An already controversial Obama administration push to find and arrest illegal immigrants is facing a new round of criticism from civil rights and immigrant groups, who say that documented U.S. citizens are being detained under the program. How often is this really happening? Here, a brief guide to the federal government's immigration crackdown, and some of its unforeseen consequences:
Are immigration agents really detaining U.S. citizens?
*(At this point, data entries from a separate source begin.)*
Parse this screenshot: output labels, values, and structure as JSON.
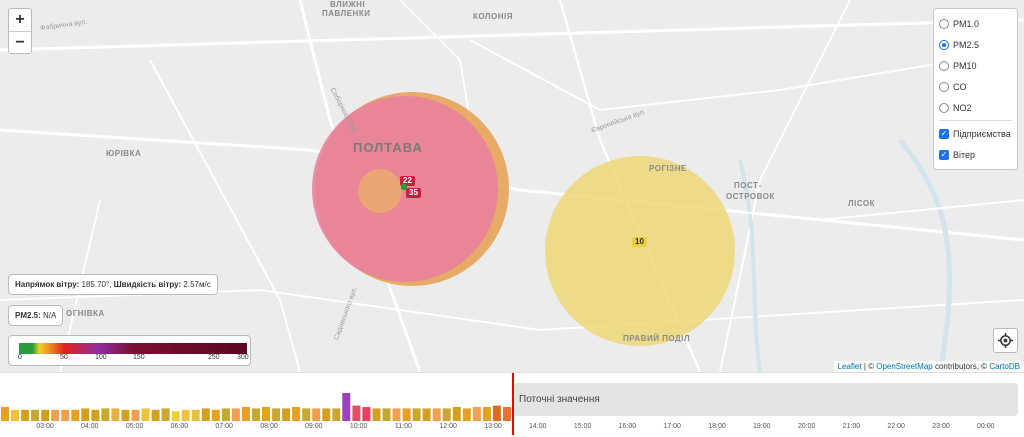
{
  "places": {
    "city": "ПОЛТАВА",
    "yurivka": "ЮРІВКА",
    "pavlenky_top": "ВЛИЖНІ",
    "pavlenky": "ПАВЛЕНКИ",
    "koloniya": "КОЛОНІЯ",
    "rohizne": "РОГІЗНЕ",
    "post": "ПОСТ-",
    "ostrovok": "ОСТРОВОК",
    "lisok": "ЛІСОК",
    "pravyi": "ПРАВИЙ ПОДІЛ",
    "ohnivka": "ОГНІВКА",
    "st1": "Фабрична вул.",
    "st2": "Соборності вул.",
    "st3": "Європейська вул.",
    "st4": "Садовського вул."
  },
  "zoom": {
    "in": "+",
    "out": "−"
  },
  "layers": {
    "pollutants": [
      {
        "label": "PM1.0",
        "selected": false
      },
      {
        "label": "PM2.5",
        "selected": true
      },
      {
        "label": "PM10",
        "selected": false
      },
      {
        "label": "CO",
        "selected": false
      },
      {
        "label": "NO2",
        "selected": false
      }
    ],
    "overlays": [
      {
        "label": "Підприємства",
        "checked": true
      },
      {
        "label": "Вітер",
        "checked": true
      }
    ]
  },
  "wind": {
    "dir_label": "Напрямок вітру:",
    "dir_value": "185.70°,",
    "speed_label": "Швидкість вітру:",
    "speed_value": "2.57м/с"
  },
  "pm_info": {
    "label": "PM2.5:",
    "value": "N/A"
  },
  "legend": {
    "labels": [
      "0",
      "50",
      "100",
      "150",
      "250",
      "300"
    ],
    "colors": [
      "#2e9a3e",
      "#f0d020",
      "#f08020",
      "#e02020",
      "#8e2ea0",
      "#7a1030"
    ]
  },
  "markers": [
    {
      "text": "22",
      "color": "#c8203c"
    },
    {
      "text": "35",
      "color": "#c8203c"
    },
    {
      "text": "10",
      "color": "#e8d040"
    }
  ],
  "attribution": {
    "leaflet": "Leaflet",
    "sep1": " | © ",
    "osm": "OpenStreetMap",
    "mid": " contributors, © ",
    "carto": "CartoDB"
  },
  "timeline": {
    "current_label": "Поточні значення",
    "ticks": [
      "03:00",
      "04:00",
      "05:00",
      "06:00",
      "07:00",
      "08:00",
      "09:00",
      "10:00",
      "11:00",
      "12:00",
      "13:00",
      "14:00",
      "15:00",
      "16:00",
      "17:00",
      "18:00",
      "19:00",
      "20:00",
      "21:00",
      "22:00",
      "23:00",
      "00:00"
    ],
    "bars": [
      {
        "v": 0.5,
        "c": "#e8a020"
      },
      {
        "v": 0.4,
        "c": "#f0c040"
      },
      {
        "v": 0.4,
        "c": "#d4a020"
      },
      {
        "v": 0.4,
        "c": "#c8a830"
      },
      {
        "v": 0.4,
        "c": "#d4a020"
      },
      {
        "v": 0.4,
        "c": "#f0a050"
      },
      {
        "v": 0.4,
        "c": "#f0a050"
      },
      {
        "v": 0.4,
        "c": "#e8a020"
      },
      {
        "v": 0.45,
        "c": "#d4a020"
      },
      {
        "v": 0.4,
        "c": "#d4a020"
      },
      {
        "v": 0.45,
        "c": "#c8a830"
      },
      {
        "v": 0.45,
        "c": "#e8b040"
      },
      {
        "v": 0.4,
        "c": "#d4a020"
      },
      {
        "v": 0.4,
        "c": "#f0a050"
      },
      {
        "v": 0.45,
        "c": "#f0c040"
      },
      {
        "v": 0.4,
        "c": "#d4a020"
      },
      {
        "v": 0.45,
        "c": "#c8a830"
      },
      {
        "v": 0.35,
        "c": "#e8d040"
      },
      {
        "v": 0.4,
        "c": "#f0c040"
      },
      {
        "v": 0.4,
        "c": "#e8c040"
      },
      {
        "v": 0.45,
        "c": "#d4a020"
      },
      {
        "v": 0.4,
        "c": "#e8a020"
      },
      {
        "v": 0.45,
        "c": "#c8a830"
      },
      {
        "v": 0.45,
        "c": "#f0a050"
      },
      {
        "v": 0.5,
        "c": "#e8a020"
      },
      {
        "v": 0.45,
        "c": "#c8a830"
      },
      {
        "v": 0.5,
        "c": "#e8a020"
      },
      {
        "v": 0.45,
        "c": "#c8a830"
      },
      {
        "v": 0.45,
        "c": "#d4a020"
      },
      {
        "v": 0.5,
        "c": "#e8a020"
      },
      {
        "v": 0.45,
        "c": "#c8a830"
      },
      {
        "v": 0.45,
        "c": "#f0a050"
      },
      {
        "v": 0.45,
        "c": "#d4a020"
      },
      {
        "v": 0.45,
        "c": "#c8a830"
      },
      {
        "v": 1.0,
        "c": "#9a40c0"
      },
      {
        "v": 0.55,
        "c": "#e05060"
      },
      {
        "v": 0.5,
        "c": "#e84060"
      },
      {
        "v": 0.45,
        "c": "#d4a020"
      },
      {
        "v": 0.45,
        "c": "#c8a830"
      },
      {
        "v": 0.45,
        "c": "#f0a050"
      },
      {
        "v": 0.45,
        "c": "#e8a020"
      },
      {
        "v": 0.45,
        "c": "#c8a830"
      },
      {
        "v": 0.45,
        "c": "#d4a020"
      },
      {
        "v": 0.45,
        "c": "#f0a050"
      },
      {
        "v": 0.45,
        "c": "#c8a830"
      },
      {
        "v": 0.5,
        "c": "#d4a020"
      },
      {
        "v": 0.45,
        "c": "#e8a020"
      },
      {
        "v": 0.5,
        "c": "#f0a050"
      },
      {
        "v": 0.5,
        "c": "#e8a020"
      },
      {
        "v": 0.55,
        "c": "#d87020"
      },
      {
        "v": 0.5,
        "c": "#e87030"
      }
    ]
  }
}
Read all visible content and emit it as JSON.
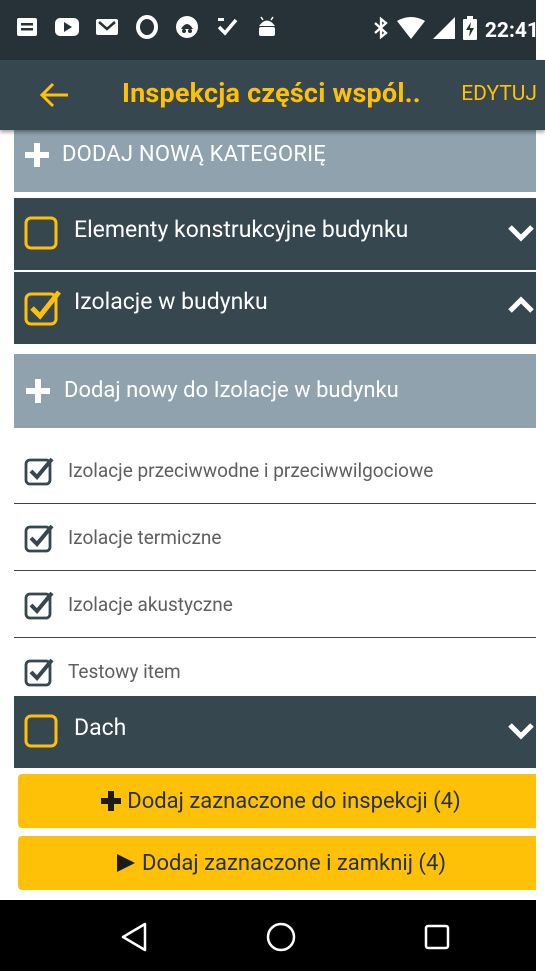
{
  "status_bar": {
    "time": "22:41",
    "icons_left": [
      "notification-icon",
      "youtube-icon",
      "gmail-icon",
      "opera-icon",
      "app-icon",
      "checklist-icon",
      "android-icon"
    ],
    "icons_right": [
      "bluetooth-icon",
      "wifi-icon",
      "signal-icon",
      "battery-charging-icon"
    ]
  },
  "toolbar": {
    "title": "Inspekcja części wspól..",
    "edit_label": "EDYTUJ"
  },
  "add_category": {
    "label": "DODAJ NOWĄ KATEGORIĘ"
  },
  "categories": [
    {
      "label": "Elementy konstrukcyjne budynku",
      "checked": false,
      "expanded": false
    },
    {
      "label": "Izolacje w budynku",
      "checked": true,
      "expanded": true
    },
    {
      "label": "Dach",
      "checked": false,
      "expanded": false
    }
  ],
  "add_item": {
    "label": "Dodaj nowy do Izolacje w budynku"
  },
  "items": [
    {
      "label": "Izolacje przeciwwodne i przeciwwilgociowe",
      "checked": true
    },
    {
      "label": "Izolacje termiczne",
      "checked": true
    },
    {
      "label": "Izolacje akustyczne",
      "checked": true
    },
    {
      "label": "Testowy item",
      "checked": true
    }
  ],
  "buttons": {
    "add_selected": "Dodaj zaznaczone do inspekcji (4)",
    "add_and_close": "Dodaj zaznaczone i zamknij (4)"
  },
  "colors": {
    "accent": "#ffc107",
    "toolbar": "#37474f",
    "status_bar": "#263238",
    "add_row": "#8fa2ae"
  }
}
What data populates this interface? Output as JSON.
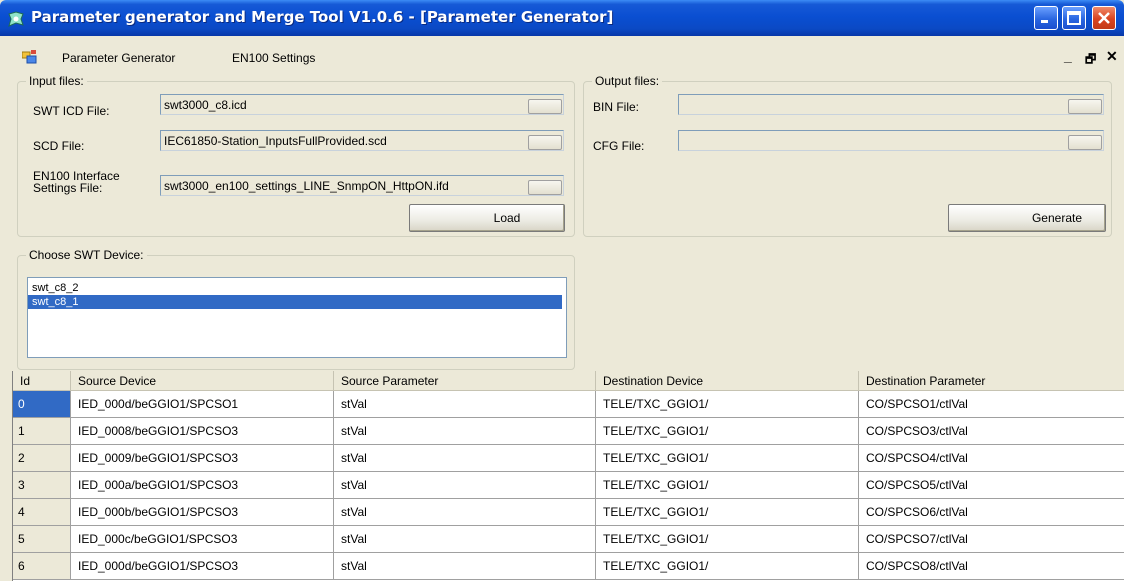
{
  "window": {
    "title": "Parameter generator and Merge Tool V1.0.6 - [Parameter Generator]"
  },
  "menu": {
    "items": [
      "Parameter Generator",
      "EN100 Settings"
    ],
    "mdi_controls": [
      "_",
      "🗗",
      "✕"
    ]
  },
  "input_files": {
    "group_label": "Input files:",
    "swt_icd": {
      "label": "SWT ICD File:",
      "value": "swt3000_c8.icd"
    },
    "scd": {
      "label": "SCD File:",
      "value": "IEC61850-Station_InputsFullProvided.scd"
    },
    "en100": {
      "label_line1": "EN100 Interface",
      "label_line2": "Settings File:",
      "value": "swt3000_en100_settings_LINE_SnmpON_HttpON.ifd"
    },
    "load_button": "Load"
  },
  "output_files": {
    "group_label": "Output files:",
    "bin": {
      "label": "BIN File:",
      "value": ""
    },
    "cfg": {
      "label": "CFG File:",
      "value": ""
    },
    "generate_button": "Generate"
  },
  "device_chooser": {
    "group_label": "Choose SWT Device:",
    "items": [
      {
        "label": "swt_c8_2",
        "selected": false
      },
      {
        "label": "swt_c8_1",
        "selected": true
      }
    ]
  },
  "grid": {
    "columns": [
      "Id",
      "Source Device",
      "Source Parameter",
      "Destination Device",
      "Destination Parameter"
    ],
    "rows": [
      [
        "0",
        "IED_000d/beGGIO1/SPCSO1",
        "stVal",
        "TELE/TXC_GGIO1/",
        "CO/SPCSO1/ctlVal"
      ],
      [
        "1",
        "IED_0008/beGGIO1/SPCSO3",
        "stVal",
        "TELE/TXC_GGIO1/",
        "CO/SPCSO3/ctlVal"
      ],
      [
        "2",
        "IED_0009/beGGIO1/SPCSO3",
        "stVal",
        "TELE/TXC_GGIO1/",
        "CO/SPCSO4/ctlVal"
      ],
      [
        "3",
        "IED_000a/beGGIO1/SPCSO3",
        "stVal",
        "TELE/TXC_GGIO1/",
        "CO/SPCSO5/ctlVal"
      ],
      [
        "4",
        "IED_000b/beGGIO1/SPCSO3",
        "stVal",
        "TELE/TXC_GGIO1/",
        "CO/SPCSO6/ctlVal"
      ],
      [
        "5",
        "IED_000c/beGGIO1/SPCSO3",
        "stVal",
        "TELE/TXC_GGIO1/",
        "CO/SPCSO7/ctlVal"
      ],
      [
        "6",
        "IED_000d/beGGIO1/SPCSO3",
        "stVal",
        "TELE/TXC_GGIO1/",
        "CO/SPCSO8/ctlVal"
      ]
    ],
    "selected_row": 0
  },
  "colors": {
    "titlebar": "#0a4fd2",
    "selection": "#316ac5",
    "face": "#ece9d8"
  },
  "icons": [
    "app-icon",
    "minimize-icon",
    "restore-icon",
    "close-icon",
    "menu-app-icon"
  ]
}
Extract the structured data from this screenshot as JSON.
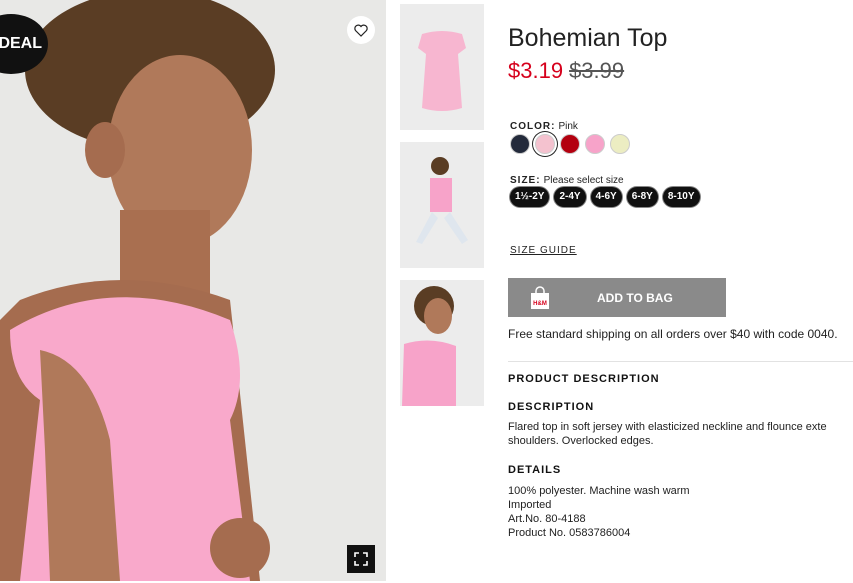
{
  "badge": {
    "label": "DEAL"
  },
  "icons": {
    "favorite": "heart-outline-icon",
    "zoom": "fullscreen-icon",
    "bag": "shopping-bag-icon"
  },
  "product": {
    "title": "Bohemian Top",
    "price_current": "$3.19",
    "price_original": "$3.99"
  },
  "color": {
    "label": "COLOR:",
    "selected": "Pink",
    "swatches": [
      {
        "name": "navy",
        "hex": "#232a3b"
      },
      {
        "name": "light-pink",
        "hex": "#f4c2cf"
      },
      {
        "name": "red",
        "hex": "#b3000f"
      },
      {
        "name": "pink",
        "hex": "#f7a3c9"
      },
      {
        "name": "light-yellow",
        "hex": "#ecedc2"
      }
    ]
  },
  "size": {
    "label": "SIZE:",
    "prompt": "Please select size",
    "options": [
      "1½-2Y",
      "2-4Y",
      "4-6Y",
      "6-8Y",
      "8-10Y"
    ]
  },
  "size_guide": "SIZE GUIDE",
  "add_to_bag": {
    "label": "ADD TO BAG",
    "icon_text": "H&M"
  },
  "shipping": "Free standard shipping on all orders over $40 with code 0040.",
  "product_description": {
    "heading": "PRODUCT DESCRIPTION",
    "description_heading": "DESCRIPTION",
    "description_lines": [
      "Flared top in soft jersey with elasticized neckline and flounce exte",
      "shoulders. Overlocked edges."
    ],
    "details_heading": "DETAILS",
    "details": [
      "100% polyester. Machine wash warm",
      "Imported",
      "Art.No. 80-4188",
      "Product No. 0583786004"
    ]
  },
  "colors": {
    "sale_red": "#d6001c",
    "button_gray": "#8a8a8a",
    "top_pink": "#f9a9cb"
  }
}
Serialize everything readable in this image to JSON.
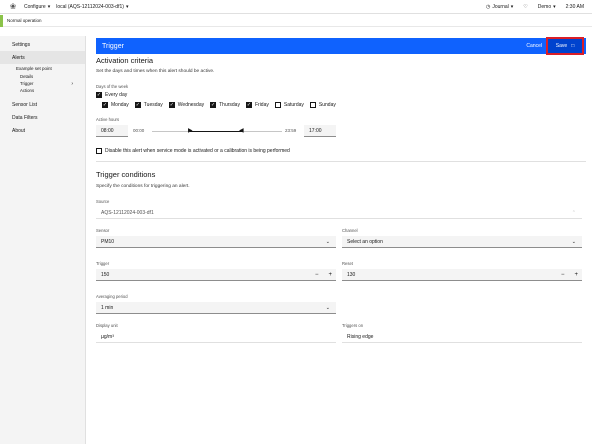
{
  "topbar": {
    "configure": "Configure",
    "device": "local (AQS-12112024-003-df1)",
    "journal": "Journal",
    "user": "Demo",
    "time": "2:30 AM"
  },
  "status": {
    "text": "Normal operation",
    "accent": "#8bc34a"
  },
  "sidebar": {
    "settings": "Settings",
    "alerts": "Alerts",
    "example": "Example set point",
    "details": "Details",
    "trigger": "Trigger",
    "actions": "Actions",
    "sensor_list": "Sensor List",
    "data_filters": "Data Filters",
    "about": "About"
  },
  "header": {
    "title": "Trigger",
    "cancel": "Cancel",
    "save": "Save",
    "color": "#0f62fe"
  },
  "activation": {
    "title": "Activation criteria",
    "desc": "Set the days and times when this alert should be active.",
    "days_label": "Days of the week",
    "every_day": "Every day",
    "days": [
      {
        "name": "Monday",
        "checked": true
      },
      {
        "name": "Tuesday",
        "checked": true
      },
      {
        "name": "Wednesday",
        "checked": true
      },
      {
        "name": "Thursday",
        "checked": true
      },
      {
        "name": "Friday",
        "checked": true
      },
      {
        "name": "Saturday",
        "checked": false
      },
      {
        "name": "Sunday",
        "checked": false
      }
    ],
    "hours_label": "Active hours",
    "start": "08:00",
    "min": "00:00",
    "max": "23:59",
    "end": "17:00",
    "service_mode": "Disable this alert when service mode is activated or a calibration is being performed"
  },
  "conditions": {
    "title": "Trigger conditions",
    "desc": "Specify the conditions for triggering an alert.",
    "source_label": "Source",
    "source": "AQS-12112024-003-df1",
    "sensor_label": "Sensor",
    "sensor": "PM10",
    "channel_label": "Channel",
    "channel": "Select an option",
    "trigger_label": "Trigger",
    "trigger": "150",
    "reset_label": "Reset",
    "reset": "130",
    "avg_label": "Averaging period",
    "avg": "1 min",
    "unit_label": "Display unit",
    "unit": "µg/m³",
    "triggers_on_label": "Triggers on",
    "triggers_on": "Rising edge"
  }
}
Yes, at least in a flurry of recent cases. These people are typically picked up by local police for other reasons — U.S. citizen Antonio Montejano of Los Angeles, for example, was arrested for allegedly shoplifting a $10 bottle of perfume last month. But in custody, he was tagged as a suspected illegal immigrant by federal agents, acting on bad information in their database. As is typical in these cases, Montejano was supposed to be released quickly, but immigration agents told police to hold him in a local jail for possible deportation.
Wait, they can do that?
In theory, it's OK to hold people who have been arrested if they're genuinely suspected of being in the U.S. illegally. Under the controversial Secure Communities program, federal agents can tell police to keep criminals locked up, pending an investigation into the detainees' legal right to be in the country. But mistakes happen: Montejano spent two extra days in jail after the judge in his shoplifting case ordered him released. "I was telling every officer I'm an American citizen," he tells the Los Angeles Times. "Nobody believed me."
Could Montejano take legal action?
Possibly. "Any case where an American is held, even briefly, for immigration investigation is a potential wrongful arrest," says Julia Preston in The New York Times. The Immigration and Customs Enforcement agency (ICE), which runs Secure Communities, takes the allegations "very seriously," spokesman John Morton tells the Times. "We don't have the power to detain citizens," he says.
How often is this happening?
That depends on whom you ask. The American Civil Liberties Union points to the cases of Montejano and three others as irrefutable evidence that the problem is real, and widespread. The ACLU cites a study which found that 82 people were held — for up to a year — at Arizona immigration detention centers until a judge said they couldn't be deported because they were citizens. But the Center for Immigration Studies, a think tank dedicated to reducing immigration, says the ICE database "contains no records of U.S. citizens who were detained by or for ICE."